Exercise description: The reply is to contain the full listing, repeated exactly, with pictures left out.
━━━━━━━━━━━━━━━━━━━━━━━━━━━━━━
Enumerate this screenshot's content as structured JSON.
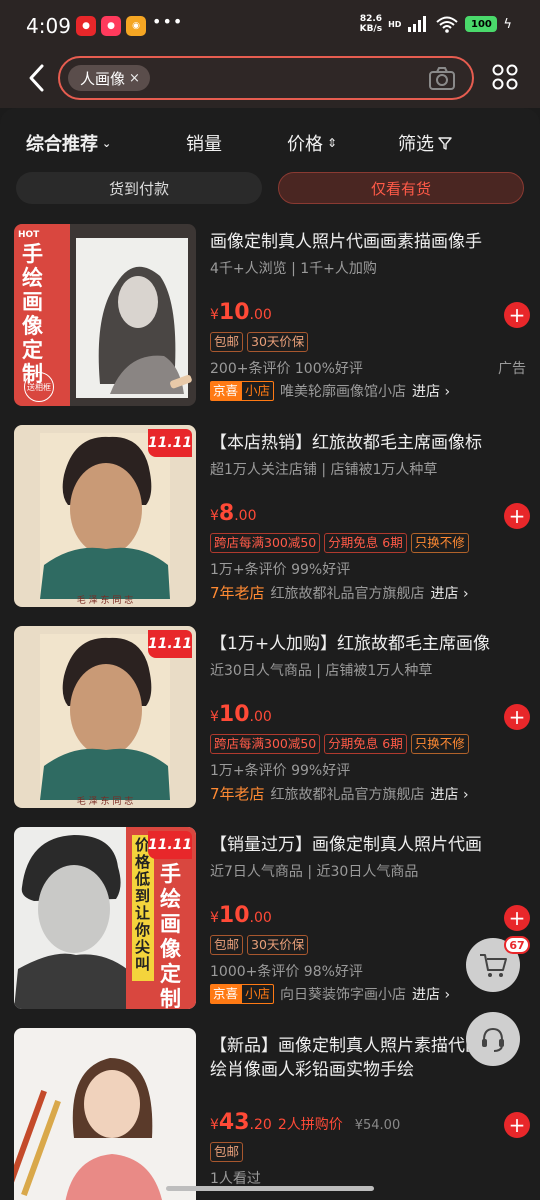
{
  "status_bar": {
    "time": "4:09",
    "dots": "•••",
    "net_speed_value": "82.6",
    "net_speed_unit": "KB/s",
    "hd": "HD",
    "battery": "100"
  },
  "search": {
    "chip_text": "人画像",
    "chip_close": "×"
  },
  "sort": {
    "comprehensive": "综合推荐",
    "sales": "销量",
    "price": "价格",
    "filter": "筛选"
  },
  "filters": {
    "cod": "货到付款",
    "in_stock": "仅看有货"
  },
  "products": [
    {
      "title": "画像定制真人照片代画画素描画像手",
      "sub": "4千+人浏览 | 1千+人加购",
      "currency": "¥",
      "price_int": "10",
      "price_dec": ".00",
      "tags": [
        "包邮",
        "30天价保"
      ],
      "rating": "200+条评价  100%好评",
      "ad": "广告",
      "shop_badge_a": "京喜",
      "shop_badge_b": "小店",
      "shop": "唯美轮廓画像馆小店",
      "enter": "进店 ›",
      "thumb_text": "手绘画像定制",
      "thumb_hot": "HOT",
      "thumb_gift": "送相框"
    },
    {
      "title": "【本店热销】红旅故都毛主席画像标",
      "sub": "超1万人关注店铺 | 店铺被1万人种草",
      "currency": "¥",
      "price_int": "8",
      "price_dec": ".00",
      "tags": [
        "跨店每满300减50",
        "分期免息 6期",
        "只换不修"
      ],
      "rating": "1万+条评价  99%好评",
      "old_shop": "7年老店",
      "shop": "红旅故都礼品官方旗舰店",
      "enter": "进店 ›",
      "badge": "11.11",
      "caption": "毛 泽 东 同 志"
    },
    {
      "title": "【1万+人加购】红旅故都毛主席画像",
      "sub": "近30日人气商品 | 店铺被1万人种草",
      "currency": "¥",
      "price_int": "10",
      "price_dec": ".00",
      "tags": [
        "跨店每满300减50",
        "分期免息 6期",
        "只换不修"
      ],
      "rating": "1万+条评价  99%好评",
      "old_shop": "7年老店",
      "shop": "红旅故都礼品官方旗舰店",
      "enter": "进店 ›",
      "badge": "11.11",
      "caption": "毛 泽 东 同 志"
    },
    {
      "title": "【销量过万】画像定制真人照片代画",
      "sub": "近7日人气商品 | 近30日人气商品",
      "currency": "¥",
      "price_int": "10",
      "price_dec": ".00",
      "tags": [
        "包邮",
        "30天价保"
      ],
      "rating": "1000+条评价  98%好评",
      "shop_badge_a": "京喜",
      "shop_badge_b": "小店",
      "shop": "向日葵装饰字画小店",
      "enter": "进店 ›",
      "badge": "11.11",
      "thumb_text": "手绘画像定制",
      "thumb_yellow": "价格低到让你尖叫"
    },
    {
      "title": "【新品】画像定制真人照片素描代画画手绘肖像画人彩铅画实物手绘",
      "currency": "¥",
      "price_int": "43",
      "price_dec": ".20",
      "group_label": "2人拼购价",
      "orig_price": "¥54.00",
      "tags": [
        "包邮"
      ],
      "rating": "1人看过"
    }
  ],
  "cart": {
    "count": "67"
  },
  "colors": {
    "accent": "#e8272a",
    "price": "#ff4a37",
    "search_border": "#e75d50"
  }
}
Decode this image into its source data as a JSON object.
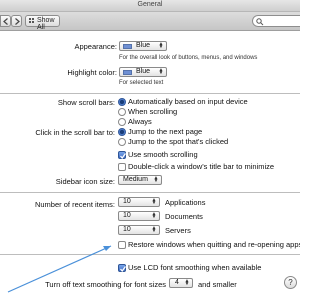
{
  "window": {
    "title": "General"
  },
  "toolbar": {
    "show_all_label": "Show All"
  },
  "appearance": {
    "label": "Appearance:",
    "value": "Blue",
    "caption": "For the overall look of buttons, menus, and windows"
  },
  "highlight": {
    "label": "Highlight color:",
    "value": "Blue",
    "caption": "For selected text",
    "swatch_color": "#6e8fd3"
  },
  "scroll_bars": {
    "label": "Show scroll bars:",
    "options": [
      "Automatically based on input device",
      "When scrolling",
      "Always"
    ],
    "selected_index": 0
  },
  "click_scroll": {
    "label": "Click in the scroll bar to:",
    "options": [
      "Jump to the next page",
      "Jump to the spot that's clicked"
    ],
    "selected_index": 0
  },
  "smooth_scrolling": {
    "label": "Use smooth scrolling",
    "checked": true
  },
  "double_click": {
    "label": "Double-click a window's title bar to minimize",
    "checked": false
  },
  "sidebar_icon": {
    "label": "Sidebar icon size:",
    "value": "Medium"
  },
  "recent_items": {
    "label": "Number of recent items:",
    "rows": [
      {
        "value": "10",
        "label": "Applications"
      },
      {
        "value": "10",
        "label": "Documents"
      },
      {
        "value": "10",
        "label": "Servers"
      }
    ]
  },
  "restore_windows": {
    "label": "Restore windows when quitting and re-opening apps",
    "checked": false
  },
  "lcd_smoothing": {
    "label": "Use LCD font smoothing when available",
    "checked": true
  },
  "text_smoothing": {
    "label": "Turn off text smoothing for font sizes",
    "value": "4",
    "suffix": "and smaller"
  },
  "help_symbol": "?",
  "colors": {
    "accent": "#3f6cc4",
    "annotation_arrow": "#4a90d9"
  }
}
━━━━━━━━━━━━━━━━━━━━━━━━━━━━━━
Solution below:
Enumerate this screenshot's content as structured JSON.
{
  "status_bar": {
    "time": "4:09",
    "dots": "•••",
    "net_speed_value": "82.6",
    "net_speed_unit": "KB/s",
    "hd": "HD",
    "battery": "100"
  },
  "search": {
    "chip_text": "人画像",
    "chip_close": "×"
  },
  "sort": {
    "comprehensive": "综合推荐",
    "sales": "销量",
    "price": "价格",
    "filter": "筛选"
  },
  "filters": {
    "cod": "货到付款",
    "in_stock": "仅看有货"
  },
  "products": [
    {
      "title": "画像定制真人照片代画画素描画像手",
      "sub": "4千+人浏览 | 1千+人加购",
      "currency": "¥",
      "price_int": "10",
      "price_dec": ".00",
      "tags": [
        "包邮",
        "30天价保"
      ],
      "rating": "200+条评价  100%好评",
      "ad": "广告",
      "shop_badge_a": "京喜",
      "shop_badge_b": "小店",
      "shop": "唯美轮廓画像馆小店",
      "enter": "进店 ›",
      "thumb_text": "手绘画像定制",
      "thumb_hot": "HOT",
      "thumb_gift": "送相框"
    },
    {
      "title": "【本店热销】红旅故都毛主席画像标",
      "sub": "超1万人关注店铺 | 店铺被1万人种草",
      "currency": "¥",
      "price_int": "8",
      "price_dec": ".00",
      "tags": [
        "跨店每满300减50",
        "分期免息 6期",
        "只换不修"
      ],
      "rating": "1万+条评价  99%好评",
      "old_shop": "7年老店",
      "shop": "红旅故都礼品官方旗舰店",
      "enter": "进店 ›",
      "badge": "11.11",
      "caption": "毛 泽 东 同 志"
    },
    {
      "title": "【1万+人加购】红旅故都毛主席画像",
      "sub": "近30日人气商品 | 店铺被1万人种草",
      "currency": "¥",
      "price_int": "10",
      "price_dec": ".00",
      "tags": [
        "跨店每满300减50",
        "分期免息 6期",
        "只换不修"
      ],
      "rating": "1万+条评价  99%好评",
      "old_shop": "7年老店",
      "shop": "红旅故都礼品官方旗舰店",
      "enter": "进店 ›",
      "badge": "11.11",
      "caption": "毛 泽 东 同 志"
    },
    {
      "title": "【销量过万】画像定制真人照片代画",
      "sub": "近7日人气商品 | 近30日人气商品",
      "currency": "¥",
      "price_int": "10",
      "price_dec": ".00",
      "tags": [
        "包邮",
        "30天价保"
      ],
      "rating": "1000+条评价  98%好评",
      "shop_badge_a": "京喜",
      "shop_badge_b": "小店",
      "shop": "向日葵装饰字画小店",
      "enter": "进店 ›",
      "badge": "11.11",
      "thumb_text": "手绘画像定制",
      "thumb_yellow": "价格低到让你尖叫"
    },
    {
      "title": "【新品】画像定制真人照片素描代画画手绘肖像画人彩铅画实物手绘",
      "currency": "¥",
      "price_int": "43",
      "price_dec": ".20",
      "group_label": "2人拼购价",
      "orig_price": "¥54.00",
      "tags": [
        "包邮"
      ],
      "rating": "1人看过"
    }
  ],
  "cart": {
    "count": "67"
  },
  "colors": {
    "accent": "#e8272a",
    "price": "#ff4a37",
    "search_border": "#e75d50"
  }
}
Decode this image into its source data as a JSON object.
{
  "window": {
    "title": "General"
  },
  "toolbar": {
    "show_all_label": "Show All"
  },
  "appearance": {
    "label": "Appearance:",
    "value": "Blue",
    "caption": "For the overall look of buttons, menus, and windows"
  },
  "highlight": {
    "label": "Highlight color:",
    "value": "Blue",
    "caption": "For selected text",
    "swatch_color": "#6e8fd3"
  },
  "scroll_bars": {
    "label": "Show scroll bars:",
    "options": [
      "Automatically based on input device",
      "When scrolling",
      "Always"
    ],
    "selected_index": 0
  },
  "click_scroll": {
    "label": "Click in the scroll bar to:",
    "options": [
      "Jump to the next page",
      "Jump to the spot that's clicked"
    ],
    "selected_index": 0
  },
  "smooth_scrolling": {
    "label": "Use smooth scrolling",
    "checked": true
  },
  "double_click": {
    "label": "Double-click a window's title bar to minimize",
    "checked": false
  },
  "sidebar_icon": {
    "label": "Sidebar icon size:",
    "value": "Medium"
  },
  "recent_items": {
    "label": "Number of recent items:",
    "rows": [
      {
        "value": "10",
        "label": "Applications"
      },
      {
        "value": "10",
        "label": "Documents"
      },
      {
        "value": "10",
        "label": "Servers"
      }
    ]
  },
  "restore_windows": {
    "label": "Restore windows when quitting and re-opening apps",
    "checked": false
  },
  "lcd_smoothing": {
    "label": "Use LCD font smoothing when available",
    "checked": true
  },
  "text_smoothing": {
    "label": "Turn off text smoothing for font sizes",
    "value": "4",
    "suffix": "and smaller"
  },
  "help_symbol": "?",
  "colors": {
    "accent": "#3f6cc4",
    "annotation_arrow": "#4a90d9"
  }
}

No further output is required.